[RECORDS FOR PROCESSING Boundary: Start]
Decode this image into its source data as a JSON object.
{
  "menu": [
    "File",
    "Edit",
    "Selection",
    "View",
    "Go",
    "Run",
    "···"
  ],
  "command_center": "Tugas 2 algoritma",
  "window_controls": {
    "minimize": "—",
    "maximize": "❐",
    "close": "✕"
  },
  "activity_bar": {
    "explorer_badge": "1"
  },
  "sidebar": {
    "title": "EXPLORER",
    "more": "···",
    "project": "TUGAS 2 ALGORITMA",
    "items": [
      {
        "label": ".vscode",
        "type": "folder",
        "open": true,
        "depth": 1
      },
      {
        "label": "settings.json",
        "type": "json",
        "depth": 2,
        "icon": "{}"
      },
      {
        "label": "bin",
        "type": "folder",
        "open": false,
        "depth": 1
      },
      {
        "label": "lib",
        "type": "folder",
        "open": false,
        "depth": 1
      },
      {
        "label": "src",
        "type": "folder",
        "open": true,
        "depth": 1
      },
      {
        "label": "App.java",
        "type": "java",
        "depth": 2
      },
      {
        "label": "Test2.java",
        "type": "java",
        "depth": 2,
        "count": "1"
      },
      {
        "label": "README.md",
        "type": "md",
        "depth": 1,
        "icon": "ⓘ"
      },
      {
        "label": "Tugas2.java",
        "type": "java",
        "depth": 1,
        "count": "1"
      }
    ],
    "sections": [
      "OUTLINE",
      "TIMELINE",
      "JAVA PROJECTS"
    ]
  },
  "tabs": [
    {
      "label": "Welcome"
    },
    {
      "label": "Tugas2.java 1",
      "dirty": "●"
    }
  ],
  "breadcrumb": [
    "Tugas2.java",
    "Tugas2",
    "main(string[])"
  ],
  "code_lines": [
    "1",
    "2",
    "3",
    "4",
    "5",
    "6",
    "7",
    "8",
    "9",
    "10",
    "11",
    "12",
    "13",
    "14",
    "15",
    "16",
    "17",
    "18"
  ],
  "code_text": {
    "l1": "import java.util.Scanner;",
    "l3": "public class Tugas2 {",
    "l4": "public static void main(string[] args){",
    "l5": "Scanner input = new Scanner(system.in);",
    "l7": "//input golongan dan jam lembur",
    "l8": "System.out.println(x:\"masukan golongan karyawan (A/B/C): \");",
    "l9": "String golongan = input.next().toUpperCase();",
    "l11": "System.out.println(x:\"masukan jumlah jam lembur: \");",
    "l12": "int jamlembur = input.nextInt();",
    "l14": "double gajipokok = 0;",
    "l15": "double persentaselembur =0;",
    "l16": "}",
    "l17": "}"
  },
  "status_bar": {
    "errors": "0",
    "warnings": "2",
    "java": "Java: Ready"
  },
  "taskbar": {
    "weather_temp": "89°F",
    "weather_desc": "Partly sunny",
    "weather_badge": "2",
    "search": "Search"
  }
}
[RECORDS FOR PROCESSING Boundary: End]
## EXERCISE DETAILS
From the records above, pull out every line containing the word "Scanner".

## SOLUTION
    "l1": "import java.util.Scanner;",
    "l5": "Scanner input = new Scanner(system.in);",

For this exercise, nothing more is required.